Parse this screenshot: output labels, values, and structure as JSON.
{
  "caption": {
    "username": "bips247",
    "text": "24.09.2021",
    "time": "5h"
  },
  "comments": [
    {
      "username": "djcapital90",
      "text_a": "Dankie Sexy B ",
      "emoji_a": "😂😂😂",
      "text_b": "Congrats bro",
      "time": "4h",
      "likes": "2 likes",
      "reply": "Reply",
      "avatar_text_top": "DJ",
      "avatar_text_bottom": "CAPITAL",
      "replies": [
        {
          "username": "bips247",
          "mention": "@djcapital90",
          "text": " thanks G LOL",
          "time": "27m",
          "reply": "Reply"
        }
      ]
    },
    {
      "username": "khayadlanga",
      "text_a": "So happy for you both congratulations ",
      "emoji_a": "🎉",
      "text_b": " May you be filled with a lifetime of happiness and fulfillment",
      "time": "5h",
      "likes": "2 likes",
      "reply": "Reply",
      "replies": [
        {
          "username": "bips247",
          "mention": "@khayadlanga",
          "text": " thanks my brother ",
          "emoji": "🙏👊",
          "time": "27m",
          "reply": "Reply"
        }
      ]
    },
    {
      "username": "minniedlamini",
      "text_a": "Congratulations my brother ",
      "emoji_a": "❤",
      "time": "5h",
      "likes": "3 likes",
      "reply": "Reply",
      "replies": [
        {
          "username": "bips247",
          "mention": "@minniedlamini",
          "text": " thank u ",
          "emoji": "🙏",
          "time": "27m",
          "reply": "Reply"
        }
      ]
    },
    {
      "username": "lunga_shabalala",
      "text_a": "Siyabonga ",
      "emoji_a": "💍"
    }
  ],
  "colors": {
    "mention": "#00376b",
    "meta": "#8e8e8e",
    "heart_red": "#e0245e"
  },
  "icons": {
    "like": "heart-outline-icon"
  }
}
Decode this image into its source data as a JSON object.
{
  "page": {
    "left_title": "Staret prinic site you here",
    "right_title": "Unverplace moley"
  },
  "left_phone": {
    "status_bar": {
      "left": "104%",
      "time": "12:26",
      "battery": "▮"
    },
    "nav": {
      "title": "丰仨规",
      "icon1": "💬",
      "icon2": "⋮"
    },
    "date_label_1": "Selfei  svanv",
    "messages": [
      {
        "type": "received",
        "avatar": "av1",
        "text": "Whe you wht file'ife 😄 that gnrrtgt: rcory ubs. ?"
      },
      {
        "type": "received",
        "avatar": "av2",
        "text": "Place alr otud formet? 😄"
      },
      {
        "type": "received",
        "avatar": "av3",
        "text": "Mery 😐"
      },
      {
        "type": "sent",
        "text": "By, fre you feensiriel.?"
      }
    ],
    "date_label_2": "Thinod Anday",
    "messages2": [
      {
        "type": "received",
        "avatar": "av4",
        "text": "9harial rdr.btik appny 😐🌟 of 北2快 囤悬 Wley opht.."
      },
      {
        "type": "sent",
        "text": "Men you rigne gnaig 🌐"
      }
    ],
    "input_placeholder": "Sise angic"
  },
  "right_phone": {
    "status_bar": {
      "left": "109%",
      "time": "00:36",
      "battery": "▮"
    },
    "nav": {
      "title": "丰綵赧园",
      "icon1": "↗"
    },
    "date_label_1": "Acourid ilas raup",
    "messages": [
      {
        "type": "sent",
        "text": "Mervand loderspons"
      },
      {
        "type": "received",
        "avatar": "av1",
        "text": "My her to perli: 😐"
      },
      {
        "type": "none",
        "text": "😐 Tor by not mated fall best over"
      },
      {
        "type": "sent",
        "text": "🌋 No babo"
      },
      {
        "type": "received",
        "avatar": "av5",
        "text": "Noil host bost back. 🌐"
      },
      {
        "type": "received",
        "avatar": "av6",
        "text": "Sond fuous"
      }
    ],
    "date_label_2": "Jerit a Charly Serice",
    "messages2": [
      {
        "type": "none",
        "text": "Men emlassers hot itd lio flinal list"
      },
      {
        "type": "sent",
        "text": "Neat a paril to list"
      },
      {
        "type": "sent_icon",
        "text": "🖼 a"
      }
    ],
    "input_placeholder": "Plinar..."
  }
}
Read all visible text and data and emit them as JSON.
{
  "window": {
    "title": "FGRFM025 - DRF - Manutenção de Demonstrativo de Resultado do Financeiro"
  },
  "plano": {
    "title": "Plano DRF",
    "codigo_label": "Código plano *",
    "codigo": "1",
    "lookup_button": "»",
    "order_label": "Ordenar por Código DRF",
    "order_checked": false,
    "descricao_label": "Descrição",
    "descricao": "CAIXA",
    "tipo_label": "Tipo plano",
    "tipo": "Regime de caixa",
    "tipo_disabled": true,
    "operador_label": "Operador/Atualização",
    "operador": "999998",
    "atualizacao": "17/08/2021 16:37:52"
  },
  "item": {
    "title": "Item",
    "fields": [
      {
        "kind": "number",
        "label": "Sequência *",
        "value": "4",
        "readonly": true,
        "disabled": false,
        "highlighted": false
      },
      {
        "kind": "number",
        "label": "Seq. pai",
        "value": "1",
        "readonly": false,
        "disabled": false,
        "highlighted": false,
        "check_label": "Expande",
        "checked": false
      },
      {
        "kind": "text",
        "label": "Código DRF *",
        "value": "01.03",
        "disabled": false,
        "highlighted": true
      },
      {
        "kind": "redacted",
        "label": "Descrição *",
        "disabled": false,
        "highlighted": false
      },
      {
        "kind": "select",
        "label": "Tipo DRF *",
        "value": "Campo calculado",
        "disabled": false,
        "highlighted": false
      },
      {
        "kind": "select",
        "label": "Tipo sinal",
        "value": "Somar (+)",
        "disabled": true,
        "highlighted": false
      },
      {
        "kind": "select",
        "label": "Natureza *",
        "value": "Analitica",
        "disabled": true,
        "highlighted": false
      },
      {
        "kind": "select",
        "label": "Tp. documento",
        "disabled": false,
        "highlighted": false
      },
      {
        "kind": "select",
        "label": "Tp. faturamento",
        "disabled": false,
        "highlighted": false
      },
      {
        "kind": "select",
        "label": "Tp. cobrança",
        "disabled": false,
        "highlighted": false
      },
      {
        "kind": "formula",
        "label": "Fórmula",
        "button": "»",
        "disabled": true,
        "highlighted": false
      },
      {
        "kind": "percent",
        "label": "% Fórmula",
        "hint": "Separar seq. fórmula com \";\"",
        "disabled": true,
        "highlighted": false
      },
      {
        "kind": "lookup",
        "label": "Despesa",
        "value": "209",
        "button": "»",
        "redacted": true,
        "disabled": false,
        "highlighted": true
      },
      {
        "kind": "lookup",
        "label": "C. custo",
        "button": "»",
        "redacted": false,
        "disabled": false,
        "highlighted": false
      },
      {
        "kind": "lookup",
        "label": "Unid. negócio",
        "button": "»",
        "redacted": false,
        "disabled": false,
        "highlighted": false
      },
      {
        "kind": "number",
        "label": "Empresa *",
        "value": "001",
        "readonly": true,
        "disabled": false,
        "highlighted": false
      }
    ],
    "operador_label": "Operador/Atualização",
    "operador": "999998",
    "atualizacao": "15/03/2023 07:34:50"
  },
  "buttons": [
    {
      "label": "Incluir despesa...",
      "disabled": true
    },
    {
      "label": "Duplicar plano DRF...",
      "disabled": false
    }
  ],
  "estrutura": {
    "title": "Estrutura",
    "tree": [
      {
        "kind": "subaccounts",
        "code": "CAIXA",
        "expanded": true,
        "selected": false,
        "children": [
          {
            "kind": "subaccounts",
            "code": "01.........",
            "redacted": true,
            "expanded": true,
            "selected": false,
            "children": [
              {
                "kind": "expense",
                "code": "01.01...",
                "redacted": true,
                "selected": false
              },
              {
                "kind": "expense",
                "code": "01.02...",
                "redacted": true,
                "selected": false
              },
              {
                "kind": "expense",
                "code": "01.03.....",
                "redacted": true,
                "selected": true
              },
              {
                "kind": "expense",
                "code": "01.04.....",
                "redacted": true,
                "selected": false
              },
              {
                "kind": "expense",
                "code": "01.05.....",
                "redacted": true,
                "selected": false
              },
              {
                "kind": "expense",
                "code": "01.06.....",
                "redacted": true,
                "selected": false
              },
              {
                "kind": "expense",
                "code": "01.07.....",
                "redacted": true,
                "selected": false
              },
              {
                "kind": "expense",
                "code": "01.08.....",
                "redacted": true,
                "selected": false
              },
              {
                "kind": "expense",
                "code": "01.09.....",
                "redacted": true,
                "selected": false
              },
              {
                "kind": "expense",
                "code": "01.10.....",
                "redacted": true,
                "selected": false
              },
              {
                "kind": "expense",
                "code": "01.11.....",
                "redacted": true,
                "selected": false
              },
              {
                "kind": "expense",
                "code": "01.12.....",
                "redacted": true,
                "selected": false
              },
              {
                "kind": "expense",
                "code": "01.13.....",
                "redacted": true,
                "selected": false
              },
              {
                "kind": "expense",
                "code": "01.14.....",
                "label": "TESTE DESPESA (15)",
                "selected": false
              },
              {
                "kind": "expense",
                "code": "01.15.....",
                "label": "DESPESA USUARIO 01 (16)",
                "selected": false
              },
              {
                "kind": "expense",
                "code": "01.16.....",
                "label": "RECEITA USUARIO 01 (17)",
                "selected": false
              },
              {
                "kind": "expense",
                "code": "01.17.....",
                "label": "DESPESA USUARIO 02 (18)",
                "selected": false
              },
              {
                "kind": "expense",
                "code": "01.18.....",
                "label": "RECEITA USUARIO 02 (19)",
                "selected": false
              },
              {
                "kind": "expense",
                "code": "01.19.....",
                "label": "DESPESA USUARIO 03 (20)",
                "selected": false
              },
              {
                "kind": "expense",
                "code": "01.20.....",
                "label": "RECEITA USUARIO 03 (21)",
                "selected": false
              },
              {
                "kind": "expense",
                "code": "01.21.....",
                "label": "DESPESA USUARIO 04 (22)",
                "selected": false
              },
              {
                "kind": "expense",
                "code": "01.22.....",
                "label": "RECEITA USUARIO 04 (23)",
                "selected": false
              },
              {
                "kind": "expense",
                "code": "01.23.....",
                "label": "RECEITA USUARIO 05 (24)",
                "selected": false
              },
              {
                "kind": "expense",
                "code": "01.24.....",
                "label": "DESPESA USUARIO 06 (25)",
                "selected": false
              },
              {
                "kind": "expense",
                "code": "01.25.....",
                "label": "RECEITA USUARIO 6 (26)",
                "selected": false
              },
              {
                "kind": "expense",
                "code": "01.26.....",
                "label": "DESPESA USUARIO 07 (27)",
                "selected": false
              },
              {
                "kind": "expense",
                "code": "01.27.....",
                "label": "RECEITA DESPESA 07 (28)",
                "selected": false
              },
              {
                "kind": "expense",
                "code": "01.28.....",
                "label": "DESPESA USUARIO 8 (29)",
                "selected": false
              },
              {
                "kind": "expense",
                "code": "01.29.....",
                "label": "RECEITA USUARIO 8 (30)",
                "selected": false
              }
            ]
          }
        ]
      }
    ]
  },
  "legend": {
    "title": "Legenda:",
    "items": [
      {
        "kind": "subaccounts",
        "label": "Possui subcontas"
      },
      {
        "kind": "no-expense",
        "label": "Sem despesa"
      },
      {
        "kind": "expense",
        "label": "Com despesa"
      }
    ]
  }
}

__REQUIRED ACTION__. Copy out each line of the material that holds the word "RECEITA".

__TASK RESULT__.
                "label": "RECEITA USUARIO 01 (17)",
                "label": "RECEITA USUARIO 02 (19)",
                "label": "RECEITA USUARIO 03 (21)",
                "label": "RECEITA USUARIO 04 (23)",
                "label": "RECEITA USUARIO 05 (24)",
                "label": "RECEITA USUARIO 6 (26)",
                "label": "RECEITA DESPESA 07 (28)",
                "label": "RECEITA USUARIO 8 (30)",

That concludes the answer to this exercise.